→ **Task directions**: The response should contain only the line with "Output a JSON" and every line after it to the end of the listing below, duplicated exactly; no picture belongs in it.
######
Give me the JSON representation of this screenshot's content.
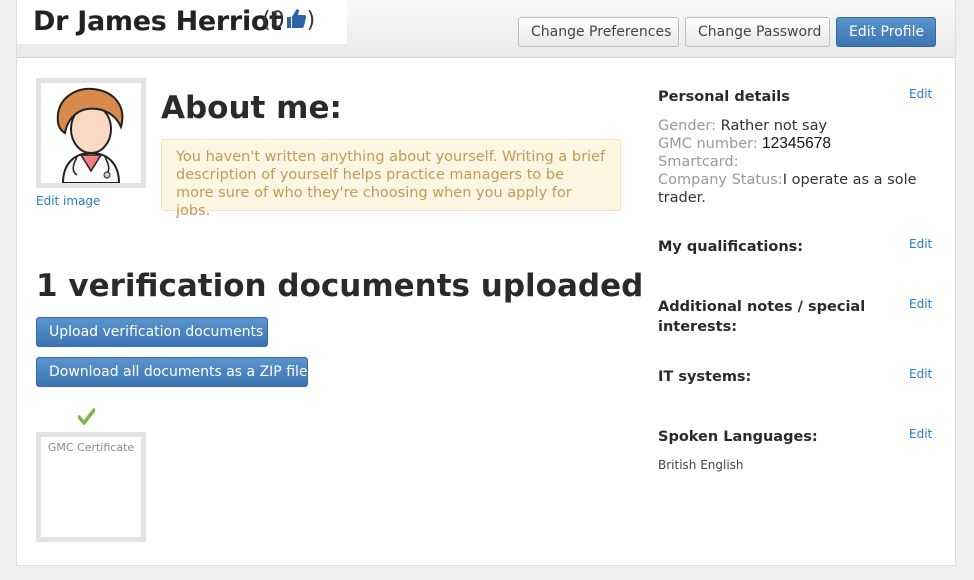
{
  "header": {
    "title": "Dr James Herriot",
    "likes_open": "(0",
    "likes_close": ")",
    "thumb_icon": "thumbs-up-icon",
    "change_preferences": "Change Preferences",
    "change_password": "Change Password",
    "edit_profile": "Edit Profile"
  },
  "profile": {
    "edit_image": "Edit image",
    "about_title": "About me:",
    "about_alert": "You haven't written anything about yourself. Writing a brief description of yourself helps practice managers to be more sure of who they're choosing when you apply for jobs."
  },
  "verification": {
    "title": "1 verification documents uploaded",
    "upload_button": "Upload verification documents",
    "download_button": "Download all documents as a ZIP file",
    "documents": [
      {
        "name": "GMC Certificate",
        "verified": true
      }
    ]
  },
  "sidebar": {
    "edit_label": "Edit",
    "personal_details": {
      "heading": "Personal details",
      "gender_label": "Gender:",
      "gender_value": " Rather not say",
      "gmc_label": "GMC number:",
      "gmc_value": " 12345678",
      "smartcard_label": "Smartcard:",
      "company_label": "Company Status:",
      "company_value": "I operate as a sole trader."
    },
    "qualifications_heading": "My qualifications:",
    "notes_heading": "Additional notes / special interests:",
    "it_systems_heading": "IT systems:",
    "languages_heading": "Spoken Languages:",
    "languages_value": "British English"
  },
  "colors": {
    "primary": "#3b74b2",
    "link": "#2a7bc0",
    "alert_bg": "#fcf6e3",
    "alert_text": "#c19a55",
    "check": "#7ab648"
  }
}
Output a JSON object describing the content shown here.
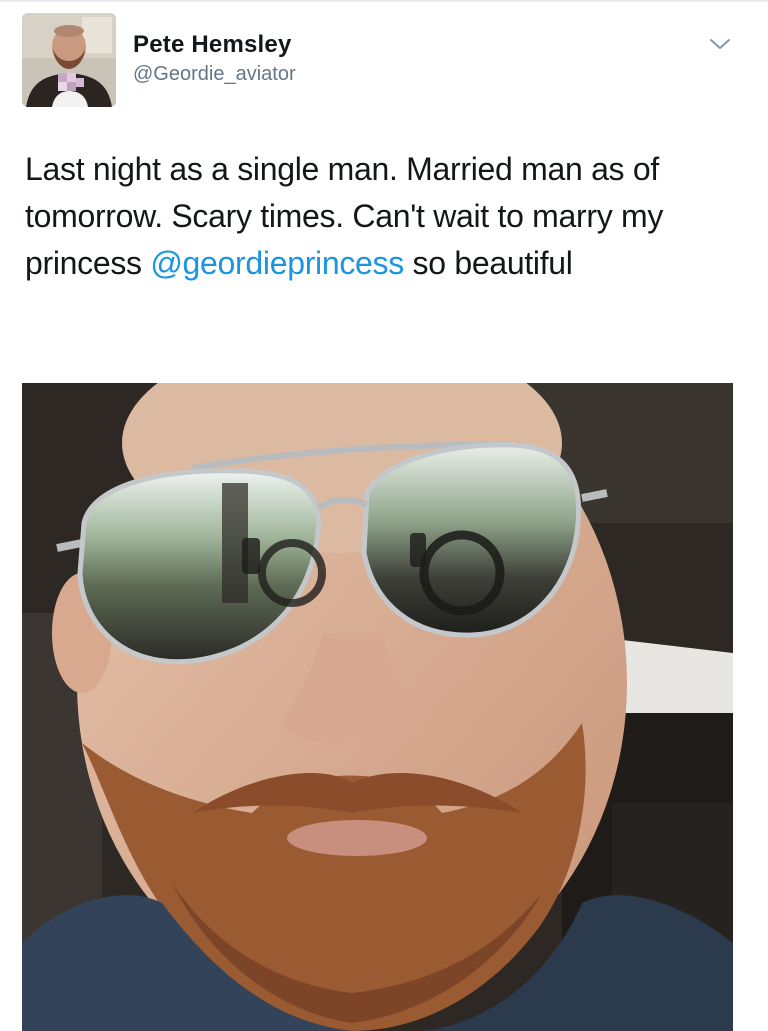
{
  "user": {
    "display_name": "Pete Hemsley",
    "handle": "@Geordie_aviator"
  },
  "header": {
    "menu_icon": "chevron-down-icon"
  },
  "tweet": {
    "text_before": "Last night as a single man. Married man as of tomorrow. Scary times. Can't wait to marry my princess ",
    "mention": "@geordieprincess",
    "text_after": " so beautiful"
  },
  "colors": {
    "name": "#14171a",
    "handle": "#657786",
    "mention": "#1b95e0",
    "chevron": "#8899a6"
  }
}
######
→ **Response for this exercise**:
Output a JSON object describing the content shown here.
{
  "user": {
    "display_name": "Pete Hemsley",
    "handle": "@Geordie_aviator"
  },
  "header": {
    "menu_icon": "chevron-down-icon"
  },
  "tweet": {
    "text_before": "Last night as a single man. Married man as of tomorrow. Scary times. Can't wait to marry my princess ",
    "mention": "@geordieprincess",
    "text_after": " so beautiful"
  },
  "colors": {
    "name": "#14171a",
    "handle": "#657786",
    "mention": "#1b95e0",
    "chevron": "#8899a6"
  }
}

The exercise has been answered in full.